**** Available records ****

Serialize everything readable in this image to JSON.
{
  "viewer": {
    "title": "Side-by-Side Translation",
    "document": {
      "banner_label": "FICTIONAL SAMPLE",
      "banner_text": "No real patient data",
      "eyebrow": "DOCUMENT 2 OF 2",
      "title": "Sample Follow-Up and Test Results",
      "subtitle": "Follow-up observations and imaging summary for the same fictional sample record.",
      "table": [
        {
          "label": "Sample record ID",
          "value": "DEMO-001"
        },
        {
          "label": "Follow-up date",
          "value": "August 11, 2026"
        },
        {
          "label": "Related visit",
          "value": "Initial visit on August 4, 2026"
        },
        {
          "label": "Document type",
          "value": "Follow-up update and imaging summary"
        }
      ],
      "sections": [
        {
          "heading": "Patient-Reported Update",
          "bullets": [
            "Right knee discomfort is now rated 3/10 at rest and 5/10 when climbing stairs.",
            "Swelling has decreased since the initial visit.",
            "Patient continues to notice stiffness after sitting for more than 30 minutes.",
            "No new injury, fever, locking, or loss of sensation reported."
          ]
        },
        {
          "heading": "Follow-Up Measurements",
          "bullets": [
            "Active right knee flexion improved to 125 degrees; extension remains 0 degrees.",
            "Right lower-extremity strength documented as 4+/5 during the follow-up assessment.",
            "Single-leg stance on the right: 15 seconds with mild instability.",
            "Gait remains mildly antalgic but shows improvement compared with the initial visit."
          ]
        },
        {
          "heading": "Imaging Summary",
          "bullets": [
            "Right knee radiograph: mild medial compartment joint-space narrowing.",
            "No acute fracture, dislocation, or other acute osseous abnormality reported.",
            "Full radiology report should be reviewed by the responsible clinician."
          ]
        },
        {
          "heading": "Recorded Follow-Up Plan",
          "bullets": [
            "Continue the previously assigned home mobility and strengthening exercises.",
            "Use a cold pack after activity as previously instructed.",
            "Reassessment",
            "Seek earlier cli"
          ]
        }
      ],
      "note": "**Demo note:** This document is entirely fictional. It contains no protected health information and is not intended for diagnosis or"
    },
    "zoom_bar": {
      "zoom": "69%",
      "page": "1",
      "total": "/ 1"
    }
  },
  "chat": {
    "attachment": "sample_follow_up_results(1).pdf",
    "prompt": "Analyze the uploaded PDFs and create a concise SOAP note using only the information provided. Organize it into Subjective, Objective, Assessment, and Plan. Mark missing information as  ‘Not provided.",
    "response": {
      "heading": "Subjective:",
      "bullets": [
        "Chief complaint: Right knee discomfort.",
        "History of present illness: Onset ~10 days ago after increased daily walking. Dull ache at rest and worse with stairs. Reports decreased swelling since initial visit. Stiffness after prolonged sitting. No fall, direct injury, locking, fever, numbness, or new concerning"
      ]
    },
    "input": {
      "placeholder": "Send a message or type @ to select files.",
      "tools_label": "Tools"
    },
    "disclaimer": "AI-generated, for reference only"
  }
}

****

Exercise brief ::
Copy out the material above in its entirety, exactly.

Exercise response ::
Serialize everything readable in this image to JSON.
{
  "viewer": {
    "title": "Side-by-Side Translation",
    "document": {
      "banner_label": "FICTIONAL SAMPLE",
      "banner_text": "No real patient data",
      "eyebrow": "DOCUMENT 2 OF 2",
      "title": "Sample Follow-Up and Test Results",
      "subtitle": "Follow-up observations and imaging summary for the same fictional sample record.",
      "table": [
        {
          "label": "Sample record ID",
          "value": "DEMO-001"
        },
        {
          "label": "Follow-up date",
          "value": "August 11, 2026"
        },
        {
          "label": "Related visit",
          "value": "Initial visit on August 4, 2026"
        },
        {
          "label": "Document type",
          "value": "Follow-up update and imaging summary"
        }
      ],
      "sections": [
        {
          "heading": "Patient-Reported Update",
          "bullets": [
            "Right knee discomfort is now rated 3/10 at rest and 5/10 when climbing stairs.",
            "Swelling has decreased since the initial visit.",
            "Patient continues to notice stiffness after sitting for more than 30 minutes.",
            "No new injury, fever, locking, or loss of sensation reported."
          ]
        },
        {
          "heading": "Follow-Up Measurements",
          "bullets": [
            "Active right knee flexion improved to 125 degrees; extension remains 0 degrees.",
            "Right lower-extremity strength documented as 4+/5 during the follow-up assessment.",
            "Single-leg stance on the right: 15 seconds with mild instability.",
            "Gait remains mildly antalgic but shows improvement compared with the initial visit."
          ]
        },
        {
          "heading": "Imaging Summary",
          "bullets": [
            "Right knee radiograph: mild medial compartment joint-space narrowing.",
            "No acute fracture, dislocation, or other acute osseous abnormality reported.",
            "Full radiology report should be reviewed by the responsible clinician."
          ]
        },
        {
          "heading": "Recorded Follow-Up Plan",
          "bullets": [
            "Continue the previously assigned home mobility and strengthening exercises.",
            "Use a cold pack after activity as previously instructed.",
            "Reassessment",
            "Seek earlier cli"
          ]
        }
      ],
      "note": "**Demo note:** This document is entirely fictional. It contains no protected health information and is not intended for diagnosis or"
    },
    "zoom_bar": {
      "zoom": "69%",
      "page": "1",
      "total": "/ 1"
    }
  },
  "chat": {
    "attachment": "sample_follow_up_results(1).pdf",
    "prompt": "Analyze the uploaded PDFs and create a concise SOAP note using only the information provided. Organize it into Subjective, Objective, Assessment, and Plan. Mark missing information as  ‘Not provided.",
    "response": {
      "heading": "Subjective:",
      "bullets": [
        "Chief complaint: Right knee discomfort.",
        "History of present illness: Onset ~10 days ago after increased daily walking. Dull ache at rest and worse with stairs. Reports decreased swelling since initial visit. Stiffness after prolonged sitting. No fall, direct injury, locking, fever, numbness, or new concerning"
      ]
    },
    "input": {
      "placeholder": "Send a message or type @ to select files.",
      "tools_label": "Tools"
    },
    "disclaimer": "AI-generated, for reference only"
  }
}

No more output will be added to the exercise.